Artisanal mining occurs all over the world. In some jurisdictions it is seen as a dangerous blight, however, in Costa Rica the government regulates and encourages the artisanal miners in its central gold belt.
The Costa Rican artisanal miners use low tech, low environmental impact, techniques to mine the rich ores of the region. Unfortunately, they have a long history of using mercury processes to extract the gold from the rock they excavate. This leads to tailings piles which are environmentally hazardous. It is also not very efficient, up to 60% of the gold remains in the rock in the tailings piles.
When Ryan Jackson, CEO of Newlox Gold Ventures (C.LUX) was a McGill undergraduate studying environmental science he had a secret, he was spending his summers as an intern at a mining company which worked in Latin America. Which meant he spent time walking through the jungle and, in the process, seeing artisanal mines and meeting the miners. “We saw tailings piles everywhere we went,” said Jackson in a telephone interview. “At one point we sent some tailings samples to the lab. They came back with higher grades than our mine plan.”
Which actually makes sense when you think about artisanal mining. Artisanal miners chase high grade. The mining itself is back-breakingly hard work and lower grade rock is just not worth mining. At the same time, the artisanal miners lack the technology to recover more than a fraction of the gold in the rock they mine which means that the tailings piles still contain high-grade ore with only a fraction of the gold extracted.
Jackson began to develop the concept of a low CAPEX waste remediation and gold recovery operation which would focus on the many artisanal mines in Costa Rica’s central gold belt.
“We realized that if we could design a remediation and recovery plant on a small scale we could clean up the tailings piles and have cash flow,” said Jackson. “It made economic sense because the costs of mining and crushing were already paid and the grade was very attractive.”
Working with mining engineers at UBC’s Norman B. Keevil Institute of Mining Engineering Newlox built a small scale tailings reprocessing plant. “Because it is small scale,” said Jackson, “the CAPEX is low and we can commission the plant in three or four months.”
The plant itself processes the material using a combination of gravity and floatation to extract the gold. Fully commissioned the first plant is designed to process 80 tonnes a day of material and, in a fully optimized configuration, recovers over 90% of the gold present in that material.
A low CAPEX and a quick road to free cash flow are important to Newlox’s potential success but even more important is establishing solid relationships with the artisanal miners themselves. Newlox knew that Costa Rica was a safe jurisdiction, and rated highly for economic and political freedom by the Fraser Institute. Artisanal miners in Costa Rica are encouraged by the government to form co-operatives and the gold trade in Costa Rica was well organized and regulated by the government. Newlox also had access to historical information which helped it locate over thirty tailings piles of varying sizes.

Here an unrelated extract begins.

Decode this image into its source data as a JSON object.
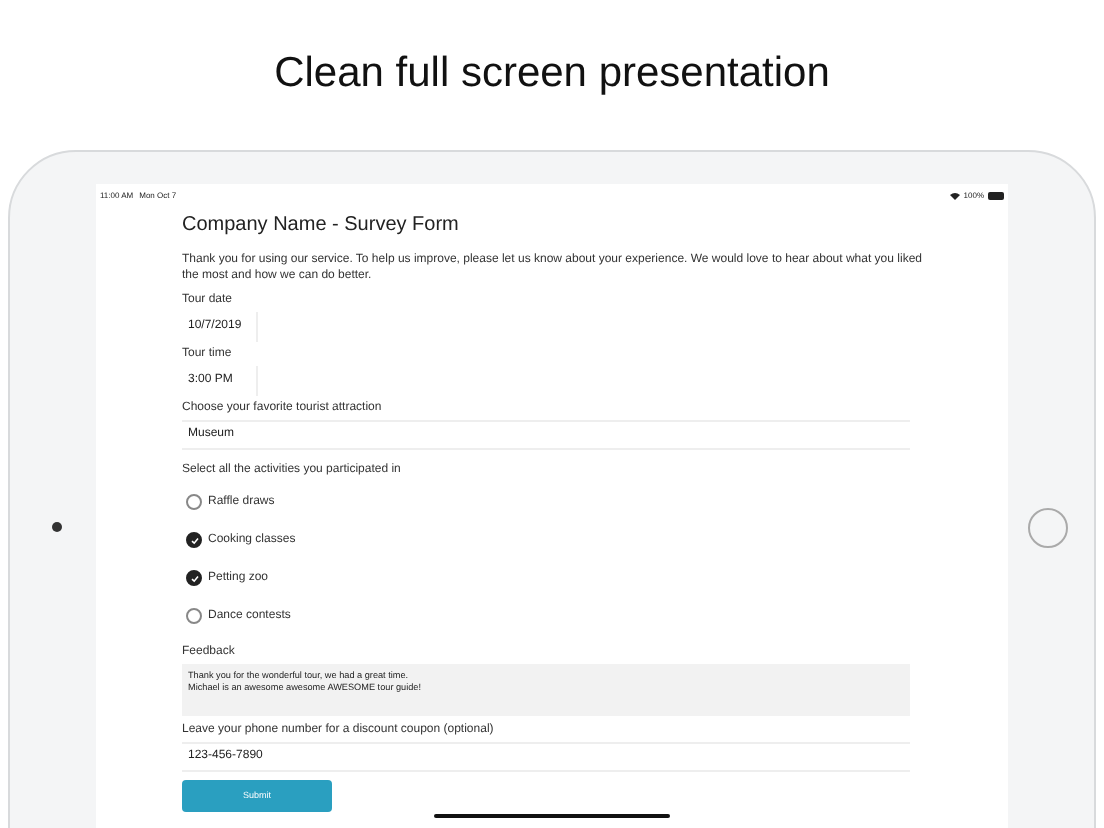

The key was to come up with a deal which was easy for the miners’ co-ops to monitor. “We went for a zero trust model,” said Jackson. “We buy the tailings and pay for tonnage. The miners just have to count the trucks. We assay when we buy. We’re looking for a minimum of 9 grams per ton. And we assay again at the plant.”
The first plant went into operation in early spring 2020 with an initial recovery rate of 75% which was later optimized to 90%. “We had to shut down because of COVID,” said Jackson, “but during the test phase we recovered enough gold to breakeven on an operational basis.”
Jackson expects the plant to recommence operations in the fall. “It is a very safe plant from a COVID perspective,” said Jackson. “It is open-air with a roof. We should be at full-scale operations within three months and cash flow positive within the first month.”
Newlox is already building its second plant and has plans for more. “We are moving to process all the tailings in the area,” said Jackson. But Newlox is not stopping at tailings.
“We’re building trust with the local miners,” said Jackson. “That trust opens up the possibility of processing the raw ore they are mining. We need to create incentives for the local miners. If we process their ore there will be less pollution. We’d have to pay more per ton but we’d have higher grades and higher tonnage.”
From an investor perspective, Newlox is attractively priced at around $0.15 with a market cap of 11.25 million dollars. Given the very quick and low CAPEX path to profitable gold production, Newlox is set to be re-rated as a producer rather than a developer.